We have been lucky to make a good team. What’s even better, and I think the thing that helps us as a team, is that we get on very well off the set. We eat, drink together and we have a good time off the set. We spend a bit of time talking about racing, but not an awful lot. I think as good friends, and good comrades, it shows in the broadcast.
RacingOne: What do you expect to see from Scott Speed in the next two races?
Hobbs: Well, the Toro Rosso seems to be getting better and Scott was excellent around Monte Carlo. Obviously it is a very different set of skills driving around Monte Carlo than around Canada, and I am not sure that their car is very fast in a straight line and aerodynamically speaking. I think he’ll show, I don’t know whether he will get in the points, but he really asserted himself over his teammate in Monte Carlo. Hopefully he will have a good race in Canada and in the States. Obviously it would be great to see him pick up some points in both races, but whether he will get on the podium is highly unlikely.
RacingOne: Finally, why is it that Americans are so hesitant to get into Formula One?
Hobbs: I think it is because they already have so much racing here anyway, which they have grown up with obviously – particularly NASCAR, Busch and the Truck racing – all of which seem to make up a lot of TV time.
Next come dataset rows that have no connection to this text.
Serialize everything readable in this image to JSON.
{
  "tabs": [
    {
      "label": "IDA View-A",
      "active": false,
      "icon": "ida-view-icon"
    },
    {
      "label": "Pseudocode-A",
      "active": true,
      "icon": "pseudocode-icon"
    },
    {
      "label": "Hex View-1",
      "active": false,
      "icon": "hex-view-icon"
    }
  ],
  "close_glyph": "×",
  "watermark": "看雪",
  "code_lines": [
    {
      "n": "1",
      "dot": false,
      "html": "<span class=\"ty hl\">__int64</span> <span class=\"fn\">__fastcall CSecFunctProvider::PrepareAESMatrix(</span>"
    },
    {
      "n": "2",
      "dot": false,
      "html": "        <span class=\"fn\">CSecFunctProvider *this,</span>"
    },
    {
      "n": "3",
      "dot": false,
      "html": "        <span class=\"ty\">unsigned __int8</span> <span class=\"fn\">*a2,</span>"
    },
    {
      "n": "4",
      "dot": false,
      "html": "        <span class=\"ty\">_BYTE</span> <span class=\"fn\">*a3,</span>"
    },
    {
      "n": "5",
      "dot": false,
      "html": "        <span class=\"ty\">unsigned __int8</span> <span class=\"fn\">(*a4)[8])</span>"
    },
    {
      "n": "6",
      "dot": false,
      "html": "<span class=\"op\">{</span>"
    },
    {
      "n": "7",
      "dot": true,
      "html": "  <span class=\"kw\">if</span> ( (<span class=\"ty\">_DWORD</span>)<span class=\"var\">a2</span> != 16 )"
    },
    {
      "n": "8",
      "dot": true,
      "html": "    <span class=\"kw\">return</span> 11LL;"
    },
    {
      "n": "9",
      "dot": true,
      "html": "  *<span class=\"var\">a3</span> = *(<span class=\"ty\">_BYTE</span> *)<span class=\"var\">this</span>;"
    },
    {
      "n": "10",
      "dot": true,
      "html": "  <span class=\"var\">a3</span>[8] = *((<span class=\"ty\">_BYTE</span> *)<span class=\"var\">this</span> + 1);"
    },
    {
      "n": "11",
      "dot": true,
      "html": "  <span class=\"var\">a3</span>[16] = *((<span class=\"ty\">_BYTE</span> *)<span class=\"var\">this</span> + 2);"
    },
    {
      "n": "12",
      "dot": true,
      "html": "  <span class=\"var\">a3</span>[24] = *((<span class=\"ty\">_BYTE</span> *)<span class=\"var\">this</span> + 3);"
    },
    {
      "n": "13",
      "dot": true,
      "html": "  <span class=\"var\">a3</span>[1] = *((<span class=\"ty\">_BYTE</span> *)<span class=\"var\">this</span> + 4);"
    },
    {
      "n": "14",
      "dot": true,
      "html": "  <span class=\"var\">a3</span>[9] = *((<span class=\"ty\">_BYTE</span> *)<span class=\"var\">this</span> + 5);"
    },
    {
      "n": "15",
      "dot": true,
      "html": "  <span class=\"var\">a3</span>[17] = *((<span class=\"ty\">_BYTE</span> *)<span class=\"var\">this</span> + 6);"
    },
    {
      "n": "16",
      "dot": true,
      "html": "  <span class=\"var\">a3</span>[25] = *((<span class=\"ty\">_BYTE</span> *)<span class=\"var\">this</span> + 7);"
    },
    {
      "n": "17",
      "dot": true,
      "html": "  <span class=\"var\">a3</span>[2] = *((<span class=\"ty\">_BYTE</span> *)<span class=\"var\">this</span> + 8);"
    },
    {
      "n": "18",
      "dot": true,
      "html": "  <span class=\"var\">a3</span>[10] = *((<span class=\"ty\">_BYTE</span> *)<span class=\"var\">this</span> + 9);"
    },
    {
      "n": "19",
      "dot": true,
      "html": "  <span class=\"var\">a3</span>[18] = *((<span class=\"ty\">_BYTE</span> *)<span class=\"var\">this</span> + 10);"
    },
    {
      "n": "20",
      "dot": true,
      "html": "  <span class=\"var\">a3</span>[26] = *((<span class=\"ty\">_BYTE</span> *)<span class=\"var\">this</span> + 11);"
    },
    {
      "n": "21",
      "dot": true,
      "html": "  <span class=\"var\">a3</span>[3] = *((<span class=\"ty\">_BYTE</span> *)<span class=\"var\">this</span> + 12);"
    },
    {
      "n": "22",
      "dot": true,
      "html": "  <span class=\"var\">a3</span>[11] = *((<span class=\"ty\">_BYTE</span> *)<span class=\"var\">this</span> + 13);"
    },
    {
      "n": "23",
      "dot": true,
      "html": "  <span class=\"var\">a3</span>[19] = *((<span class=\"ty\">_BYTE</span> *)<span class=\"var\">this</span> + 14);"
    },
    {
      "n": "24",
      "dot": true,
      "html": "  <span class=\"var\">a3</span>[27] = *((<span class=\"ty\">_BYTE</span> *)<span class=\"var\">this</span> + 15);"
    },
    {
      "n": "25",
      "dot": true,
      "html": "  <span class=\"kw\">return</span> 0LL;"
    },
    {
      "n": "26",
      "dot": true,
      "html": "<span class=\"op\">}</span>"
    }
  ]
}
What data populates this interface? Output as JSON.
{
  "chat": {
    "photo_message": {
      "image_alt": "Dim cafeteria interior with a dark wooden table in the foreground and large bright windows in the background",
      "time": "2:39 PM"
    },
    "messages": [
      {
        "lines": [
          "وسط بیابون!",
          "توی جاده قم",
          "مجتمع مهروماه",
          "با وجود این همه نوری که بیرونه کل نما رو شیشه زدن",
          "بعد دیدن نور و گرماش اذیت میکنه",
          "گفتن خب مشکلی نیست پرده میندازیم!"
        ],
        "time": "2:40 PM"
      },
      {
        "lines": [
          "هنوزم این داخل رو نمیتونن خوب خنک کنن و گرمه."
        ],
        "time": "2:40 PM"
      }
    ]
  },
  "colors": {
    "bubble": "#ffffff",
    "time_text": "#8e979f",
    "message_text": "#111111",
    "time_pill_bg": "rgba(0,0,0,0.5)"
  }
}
Obviously the time of the race isn’t great, passing is a little difficult for the cars, and Americans do seem to like American names. They are very happy with Mexican, Puerto Rican and Dominican Republic names when they are playing baseball, but they are not very keen on it when they are in race cars for some reasons, which I think is one of the problems with the IRL and Champ Car racing, there are a lot of foreign drivers in there although obviously there are some like Dario Franchitti and Dan Wheldon that have been around so long that they are almost Americans. They do seem to like their domestic drivers.
What I am hoping that on FOX, coming on at a good time of day and with the broadcast team we’ve got, that we will introduce a lot more Americans to Formula One. Luckily for us, people like Darrell Waltrip and all those NASCAR guys always give us good plugs as well. They all watch it and they all realize how difficult it is, and just because you don’t see as much passing doesn’t make it any less difficult.
Make sure to watch David Hobbs, Steve Matchett, Bob Varsha and the entire SPEED Formula One team as they begin the first of four races on FOX this weekend. Their coverage of the Canadian Grand Prix begins Sunday at 1 p.m. (ET).